Well, in theory, anyway. For all we know, the car is an actual GT with all of the correct equipment, but there’s no documentation proving that the car is, in fact, a GT. Because Ford managed to lose the records for the 1964.5-1966 production run, you can’t run the VIN against a database to find out its true origins.

On the bright side, it’s a Mustang with its original 289 built up into a 302. And because there’s no documentation proving that its a real GT, it’s a more reasonably priced $15k rather than $20k or $25k.

Mike looked over the car and gave it a clean bill of health, noting that it was actually fairly priced at $15k.

I took the car out for a test drive with the owner and we cruised down Woodward Avenue. Car sounded awesome with that V8 noise bellowing out of the exhaust in the back. Steering was as tight as a car from the 60’s is ever going to be, and the brakes were adequate. Fortunately, this car being a GT, had disc brakes standard on the front, which while a far cry from what is on cars today, did well enough to stop the car. Mike noted that if I were to get the car, I should get a dual chamber master cylinder for the car for safety purposes.

The dilemma

So I know that the car is solid, it drives well, and is priced right. No brainer to just go and buy it, right? Not so fast. There are a lot of things I can do with $15k. Let’s consider the options.

Option 1: Keep the money in the bank and do nothing with it. It would serve as a nice rainy day fund. Problem is, the money isn’t doing anything then, so this is arguably the worst option.

Option 2: Pay off all of my debt. The only debt I have right now is the note that is on my Ford Focus. Payoff amount is around $7k. Interest rate is very low. There are only a year’s worth of payments left to go. This makes more sense than Option 1, but it’s still not the best option out there.

Option 3: Buy a 3rd car. Once again, the money isn’t working for me, but at least I have a toy that I can drive and enjoy. And if I buy it right, the car is a non-depreciating asset (unlike my late model cars). Do note that non-depreciating does not mean the same as appreciating, the point being that I’m not considering this car an investment at all. And if I do get a car, there will be associated expenses such as maintenance and insurance to consider. This option is the most fun.

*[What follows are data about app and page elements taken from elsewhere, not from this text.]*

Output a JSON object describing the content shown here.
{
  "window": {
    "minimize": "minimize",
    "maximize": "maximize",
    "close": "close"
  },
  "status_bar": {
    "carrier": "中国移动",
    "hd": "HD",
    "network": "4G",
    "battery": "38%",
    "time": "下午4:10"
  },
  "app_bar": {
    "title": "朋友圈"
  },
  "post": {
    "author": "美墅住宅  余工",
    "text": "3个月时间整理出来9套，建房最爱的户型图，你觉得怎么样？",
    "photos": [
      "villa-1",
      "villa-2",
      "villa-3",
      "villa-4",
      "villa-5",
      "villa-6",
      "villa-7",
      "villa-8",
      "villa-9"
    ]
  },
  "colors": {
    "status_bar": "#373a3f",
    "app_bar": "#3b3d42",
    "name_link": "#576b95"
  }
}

Option 4: Take the money and invest it in the stock market. I would only need a return of 6% to make this option much more attractive than Option 2. Should I go this route, I’d likely put my money in investments for a few years at least, meaning that any chance of me taking this money out for the purchase of another car goes away. I’d want the money to stay in investments for at least some time so I can get some decent returns, and the only situation that I can think of that would prompt me to remove the money would be getting money for a down payment on a house.

The overwhelmingly smart choice is Option 4, and that’s what the rational side of me keeps screaming to do. But I still want another car, as stupid as this sounds, with a lot of shiny chrome and a thin-rimmed steering wheel, to tootle about town with.

Never mind that my Miata will be better in almost every conceivable way except for size than any 3rd car I could ever buy. Especially since I’d be looking to do some road trips and long-distance touring in this 3rd car. There aren’t many old cars that are really at home on the interstates of today, the realization of which is putting a damper on my enthusiasm for certain cars.

The search continues. I’m still thinking about that Ford Mustang. In the meantime, I think I will take a look at an Alfa Romeo Spider…